Wikipedia defines financial independence as “the state of having sufficient personal wealth to live, without having to work actively for basic necessities. For financially independent people, their assets generate income that is greater than their expenses.”
For me, the goal of financial independence represents a point in time where I will have the freedom to choose on any given day whether I want to work (and what kind of work I do), go for a hike, volunteer at a non-profit, or get on a plane and travel somewhere new. It means complete independence from the structured life that most people live.
Financial independence is a state of fiscal freedom that can be measured. You can set concrete goals, you can track your progress against your goals and there’s a pre-defined achievement at the end of the journey. There is a wide range in the amount of yearly expenses you could budget for and how quickly you can increase your net worth to reach your goals.
After reading through several resources on the topic, my husband and I took a detailed look at our finances. I built a very basic spreadsheet to predict our yearly income and yearly expenses for the next 15 years. I listed out our financial assets and applied conservative growth rates. I tallied our yearly savings and added them to the asset columns for the following year. At the end of each year I calculated how much we could pull from our investments if we applied the 4% rule to see at which point our investments would generate more return than our expected yearly expenses. According to the calculations, with a few minor changes to our current lifestyle we can expect to be financially independent in 10 years. With a few more targeted changes to our spending, we could cut that down even shorter.
10 years? Is that really possible? Yes it is! People all over the world have run similar calculations and have been just as surprised at the results. There is a growing movement of people that are on track to or have already completed their goal of financial independence far earlier than the target retirement age of 65. For many people, financial independence is synonymous with early retirement but I find the term “financial independence” is easier for people to wrap their head around. Explaining to someone that you think you can retire before you turn 40 can be difficult and is often met with quizzical looks or general non-belief.
How is it possible to retire so early?
You might feel like you’re living paycheck to paycheck but at almost every income level there is room to make a plan and reach your point of financial independence sooner than you think. It comes down to balancing instant gratification and delayed gratification. If you’re committed to the idea and open minded enough to consider changes to your lifestyle, you can cut your expenses and improve your income potential more quickly than you think.
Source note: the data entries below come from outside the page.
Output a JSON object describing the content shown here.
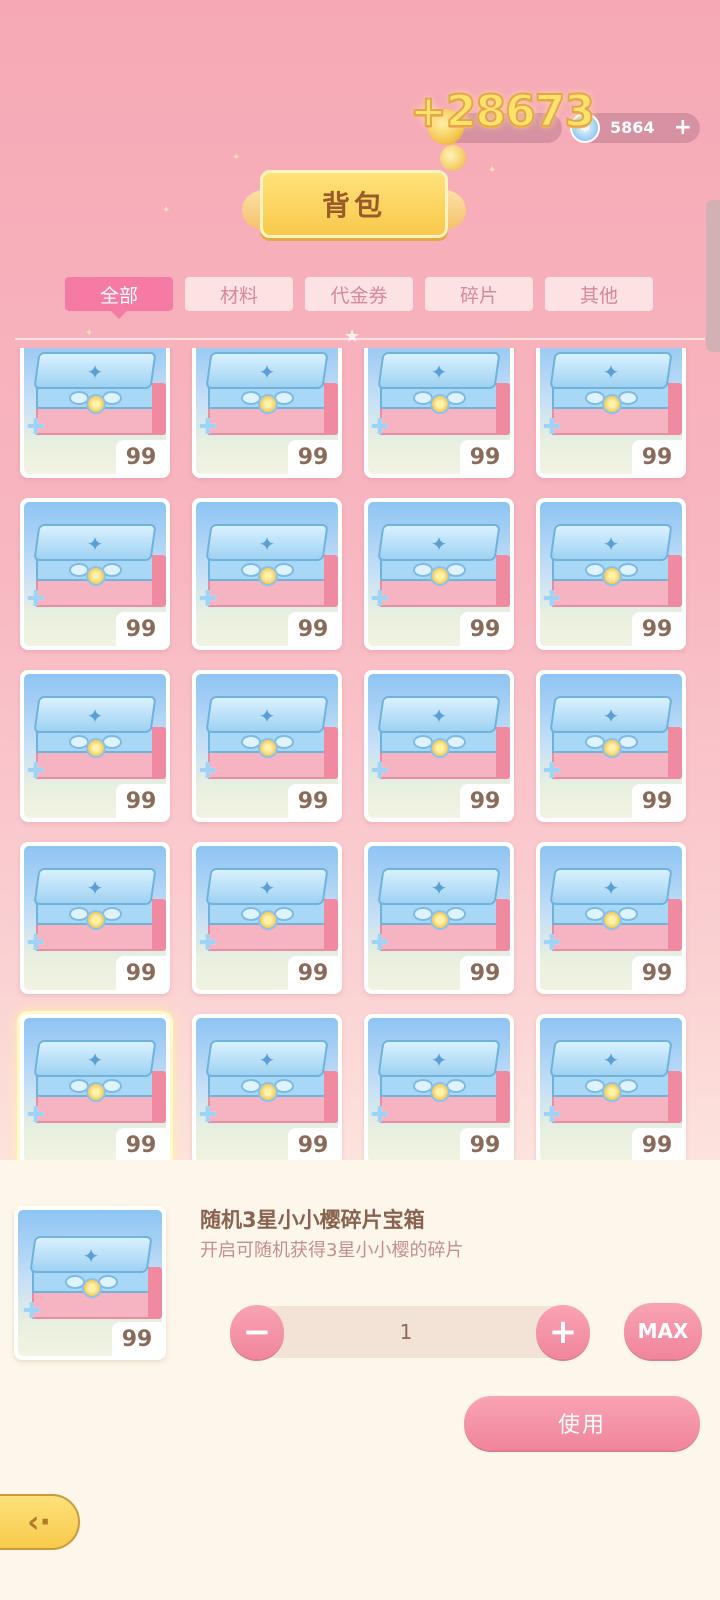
{
  "currency": {
    "gain": "+28673",
    "gems": "5864"
  },
  "title": "背包",
  "tabs": [
    {
      "label": "全部",
      "active": true
    },
    {
      "label": "材料",
      "active": false
    },
    {
      "label": "代金券",
      "active": false
    },
    {
      "label": "碎片",
      "active": false
    },
    {
      "label": "其他",
      "active": false
    }
  ],
  "grid": {
    "item_quantity": "99",
    "rows": 5,
    "columns": 4
  },
  "detail": {
    "name": "随机3星小小樱碎片宝箱",
    "description": "开启可随机获得3星小小樱的碎片",
    "owned": "99",
    "quantity": "1",
    "max_label": "MAX",
    "use_label": "使用"
  },
  "icons": {
    "gem": "gem-icon",
    "coin": "coin-icon",
    "back": "back-icon"
  },
  "colors": {
    "accent_pink": "#f57ba4",
    "button_pink": "#f0859c",
    "gold": "#f8c94c"
  }
}
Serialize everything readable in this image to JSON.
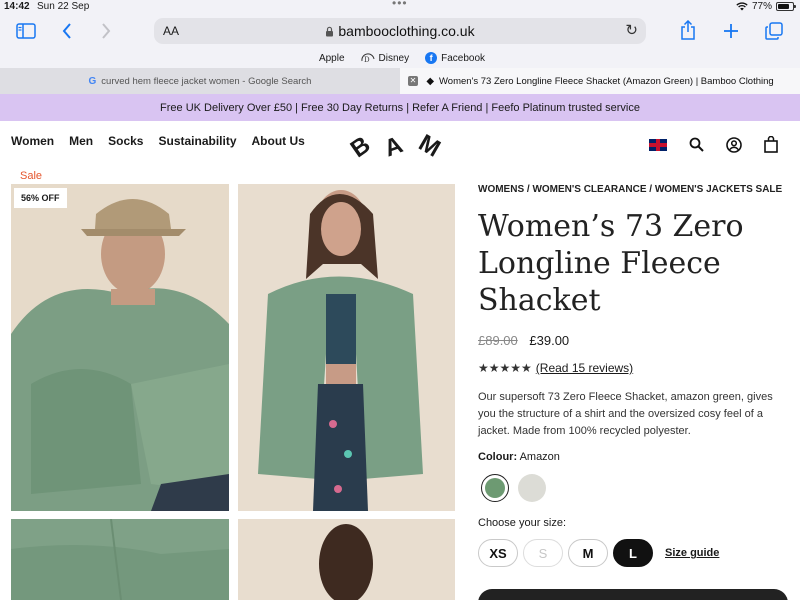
{
  "status": {
    "time": "14:42",
    "date": "Sun 22 Sep",
    "battery": "77%",
    "battery_level": 0.77
  },
  "toolbar": {
    "text_size": "AA",
    "url": "bambooclothing.co.uk"
  },
  "favorites": [
    {
      "label": "Apple",
      "icon": "apple-icon"
    },
    {
      "label": "Disney",
      "icon": "disney-icon"
    },
    {
      "label": "Facebook",
      "icon": "facebook-icon"
    }
  ],
  "tabs": [
    {
      "title": "curved hem fleece jacket women - Google Search",
      "icon": "google-icon",
      "active": false
    },
    {
      "title": "Women's 73 Zero Longline Fleece Shacket (Amazon Green) | Bamboo Clothing",
      "icon": "bam-icon",
      "active": true
    }
  ],
  "promo": "Free UK Delivery Over £50 | Free 30 Day Returns | Refer A Friend | Feefo Platinum trusted service",
  "nav": {
    "links": [
      "Women",
      "Men",
      "Socks",
      "Sustainability",
      "About Us"
    ],
    "logo": [
      "B",
      "A",
      "M"
    ]
  },
  "gallery": {
    "sale_label": "Sale",
    "badge": "56% OFF"
  },
  "product": {
    "breadcrumb": "WOMENS / WOMEN'S CLEARANCE / WOMEN'S JACKETS SALE",
    "title": "Women’s 73 Zero Longline Fleece Shacket",
    "old_price": "£89.00",
    "price": "£39.00",
    "stars": "★★★★★",
    "rating": 5,
    "reviews": "(Read 15 reviews)",
    "description": "Our supersoft 73 Zero Fleece Shacket, amazon green, gives you the structure of a shirt and the oversized cosy feel of a jacket. Made from 100% recycled polyester.",
    "colour_label": "Colour:",
    "colour_value": "Amazon",
    "colours": [
      "#6d9a72",
      "#dcdcd6"
    ],
    "size_label": "Choose your size:",
    "sizes": [
      {
        "label": "XS",
        "state": "available"
      },
      {
        "label": "S",
        "state": "out-of-stock"
      },
      {
        "label": "M",
        "state": "available"
      },
      {
        "label": "L",
        "state": "selected"
      }
    ],
    "size_guide": "Size guide"
  }
}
Here are a few changes we’ve made just in the past few months:
- We’ve cut back on non-essential services
- We don’t dine out as much
- We’ve adopted a more minimalist approach to possessions and have started the process of decluttering our home
- We’ve replaced expensive entertainment choices with low or no-cost options like a family hike, a picnic in the park or visiting family and friends in their homes (vs. restaurants or malls)
- We utilize our Buy Nothing Community to curb our spending
- We’ve cut back on purchasing toys for our kids, we find that family and friends provide plenty at birthdays and holidays
- We traded in our gas-guzzling SUV for an all-electric Nissan LEAF
- I’ve switched to a capsule wardrobe and have not spent any money on clothes in the past 6 months (more on that later!)
- We plan to downsize our home in the next 2-3 years
- We’ve educated ourselves on our investments and are now maxing out our HSA, and 401K
Want to feel inspired by the successes of others? Read more here and keep in mind that not everyone has to make big lifestyle changes to achieve the same result:
Check out these resources to learn more about calculating your financial independence date:
Two of my favorite books on the subject:
If you’re really serious about getting your finances in order and expediting your FI timeline, check out my favorite blogs on the subject:
Mr. Money Mustache (Also check out the forums!)
And find many more relevant blogs here.